§ Exercise goal: Output exactly the line that includes "Extract the structured" and all the lines after it through the end of the listing below, and nothing more.

§ Records for the exercise:
━━━━

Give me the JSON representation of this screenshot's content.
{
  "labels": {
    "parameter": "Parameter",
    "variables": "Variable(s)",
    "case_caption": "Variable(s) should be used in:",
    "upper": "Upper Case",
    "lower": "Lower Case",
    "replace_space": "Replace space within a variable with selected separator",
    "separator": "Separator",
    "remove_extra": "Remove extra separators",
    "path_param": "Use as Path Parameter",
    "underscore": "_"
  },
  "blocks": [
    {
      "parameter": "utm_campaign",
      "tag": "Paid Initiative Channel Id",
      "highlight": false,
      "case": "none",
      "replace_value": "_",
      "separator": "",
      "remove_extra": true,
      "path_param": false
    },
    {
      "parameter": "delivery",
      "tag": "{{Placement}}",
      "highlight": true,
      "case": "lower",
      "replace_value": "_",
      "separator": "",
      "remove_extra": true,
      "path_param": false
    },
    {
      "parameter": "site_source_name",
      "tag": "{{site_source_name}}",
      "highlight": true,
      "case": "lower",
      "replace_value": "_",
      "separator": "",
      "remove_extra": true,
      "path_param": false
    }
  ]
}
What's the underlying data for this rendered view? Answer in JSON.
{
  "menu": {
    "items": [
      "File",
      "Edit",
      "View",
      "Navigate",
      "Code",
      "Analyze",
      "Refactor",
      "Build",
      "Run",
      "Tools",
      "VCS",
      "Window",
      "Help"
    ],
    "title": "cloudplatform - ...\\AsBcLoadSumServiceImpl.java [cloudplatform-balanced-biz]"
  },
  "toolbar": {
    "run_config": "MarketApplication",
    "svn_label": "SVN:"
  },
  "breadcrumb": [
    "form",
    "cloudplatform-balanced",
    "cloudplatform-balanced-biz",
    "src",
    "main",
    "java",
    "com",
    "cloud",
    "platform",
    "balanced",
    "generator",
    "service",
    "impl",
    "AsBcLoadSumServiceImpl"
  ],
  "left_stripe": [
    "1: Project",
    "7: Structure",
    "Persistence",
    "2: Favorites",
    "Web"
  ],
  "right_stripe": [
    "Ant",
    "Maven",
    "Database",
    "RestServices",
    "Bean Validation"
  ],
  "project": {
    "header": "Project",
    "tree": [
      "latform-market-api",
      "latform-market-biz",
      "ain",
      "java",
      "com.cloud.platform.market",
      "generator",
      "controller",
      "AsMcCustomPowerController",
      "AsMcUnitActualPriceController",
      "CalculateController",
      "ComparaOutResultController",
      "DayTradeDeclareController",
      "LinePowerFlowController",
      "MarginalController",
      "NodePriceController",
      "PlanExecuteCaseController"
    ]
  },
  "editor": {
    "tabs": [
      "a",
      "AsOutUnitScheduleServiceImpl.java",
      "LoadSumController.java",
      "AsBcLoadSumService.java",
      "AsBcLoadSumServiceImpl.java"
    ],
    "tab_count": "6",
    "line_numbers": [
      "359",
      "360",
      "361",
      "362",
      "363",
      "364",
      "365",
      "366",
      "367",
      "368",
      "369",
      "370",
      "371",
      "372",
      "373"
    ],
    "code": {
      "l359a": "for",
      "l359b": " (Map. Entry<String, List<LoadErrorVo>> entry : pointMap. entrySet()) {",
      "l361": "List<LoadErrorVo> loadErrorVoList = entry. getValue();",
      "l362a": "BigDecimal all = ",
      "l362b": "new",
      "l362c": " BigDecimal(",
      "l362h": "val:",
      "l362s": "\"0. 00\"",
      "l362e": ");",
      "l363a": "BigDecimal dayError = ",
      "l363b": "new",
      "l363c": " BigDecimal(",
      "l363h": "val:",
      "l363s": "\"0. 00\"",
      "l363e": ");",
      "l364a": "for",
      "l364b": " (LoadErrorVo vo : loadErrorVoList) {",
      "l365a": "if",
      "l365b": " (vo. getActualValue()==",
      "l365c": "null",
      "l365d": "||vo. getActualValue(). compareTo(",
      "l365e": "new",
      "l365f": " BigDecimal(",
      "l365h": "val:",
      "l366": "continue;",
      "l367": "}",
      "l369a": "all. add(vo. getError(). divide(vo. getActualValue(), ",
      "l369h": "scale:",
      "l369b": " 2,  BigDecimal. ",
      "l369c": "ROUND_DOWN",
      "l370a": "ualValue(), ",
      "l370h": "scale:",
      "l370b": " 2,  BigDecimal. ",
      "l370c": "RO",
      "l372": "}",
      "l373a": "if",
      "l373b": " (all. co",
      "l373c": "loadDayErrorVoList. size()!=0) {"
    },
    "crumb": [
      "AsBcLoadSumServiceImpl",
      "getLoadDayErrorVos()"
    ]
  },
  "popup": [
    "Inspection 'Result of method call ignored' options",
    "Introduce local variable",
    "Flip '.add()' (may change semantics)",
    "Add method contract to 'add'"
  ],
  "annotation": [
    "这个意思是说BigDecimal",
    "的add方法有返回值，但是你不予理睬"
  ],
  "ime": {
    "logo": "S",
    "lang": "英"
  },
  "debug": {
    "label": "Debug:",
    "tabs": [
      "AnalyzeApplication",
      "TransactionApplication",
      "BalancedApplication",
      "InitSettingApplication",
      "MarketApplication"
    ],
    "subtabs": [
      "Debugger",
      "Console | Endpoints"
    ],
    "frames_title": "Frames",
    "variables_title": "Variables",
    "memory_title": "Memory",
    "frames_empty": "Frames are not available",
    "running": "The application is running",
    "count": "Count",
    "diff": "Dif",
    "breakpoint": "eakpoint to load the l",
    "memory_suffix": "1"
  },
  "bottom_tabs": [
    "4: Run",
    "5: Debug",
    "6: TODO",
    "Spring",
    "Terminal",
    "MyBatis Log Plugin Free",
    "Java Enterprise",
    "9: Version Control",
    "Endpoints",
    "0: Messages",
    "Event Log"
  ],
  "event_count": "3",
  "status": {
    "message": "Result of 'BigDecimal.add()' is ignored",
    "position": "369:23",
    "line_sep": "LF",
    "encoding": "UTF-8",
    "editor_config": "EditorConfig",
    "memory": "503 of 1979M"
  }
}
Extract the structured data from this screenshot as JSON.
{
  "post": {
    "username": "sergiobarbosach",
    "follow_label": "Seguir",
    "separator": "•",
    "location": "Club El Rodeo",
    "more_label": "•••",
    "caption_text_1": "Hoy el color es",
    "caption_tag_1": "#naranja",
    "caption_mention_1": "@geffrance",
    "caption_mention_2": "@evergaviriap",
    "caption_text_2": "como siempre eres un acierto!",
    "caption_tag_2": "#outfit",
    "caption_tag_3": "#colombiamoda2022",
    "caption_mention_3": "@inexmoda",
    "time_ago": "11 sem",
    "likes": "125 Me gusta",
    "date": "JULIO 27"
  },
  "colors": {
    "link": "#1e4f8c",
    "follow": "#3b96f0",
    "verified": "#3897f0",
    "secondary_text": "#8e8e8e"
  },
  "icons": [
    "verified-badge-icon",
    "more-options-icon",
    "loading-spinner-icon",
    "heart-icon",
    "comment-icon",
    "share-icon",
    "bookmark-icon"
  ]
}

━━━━

§ Answer to this problem:
Extract the structured data from this screenshot as JSON.
{
  "post": {
    "username": "sergiobarbosach",
    "follow_label": "Seguir",
    "separator": "•",
    "location": "Club El Rodeo",
    "more_label": "•••",
    "caption_text_1": "Hoy el color es",
    "caption_tag_1": "#naranja",
    "caption_mention_1": "@geffrance",
    "caption_mention_2": "@evergaviriap",
    "caption_text_2": "como siempre eres un acierto!",
    "caption_tag_2": "#outfit",
    "caption_tag_3": "#colombiamoda2022",
    "caption_mention_3": "@inexmoda",
    "time_ago": "11 sem",
    "likes": "125 Me gusta",
    "date": "JULIO 27"
  },
  "colors": {
    "link": "#1e4f8c",
    "follow": "#3b96f0",
    "verified": "#3897f0",
    "secondary_text": "#8e8e8e"
  },
  "icons": [
    "verified-badge-icon",
    "more-options-icon",
    "loading-spinner-icon",
    "heart-icon",
    "comment-icon",
    "share-icon",
    "bookmark-icon"
  ]
}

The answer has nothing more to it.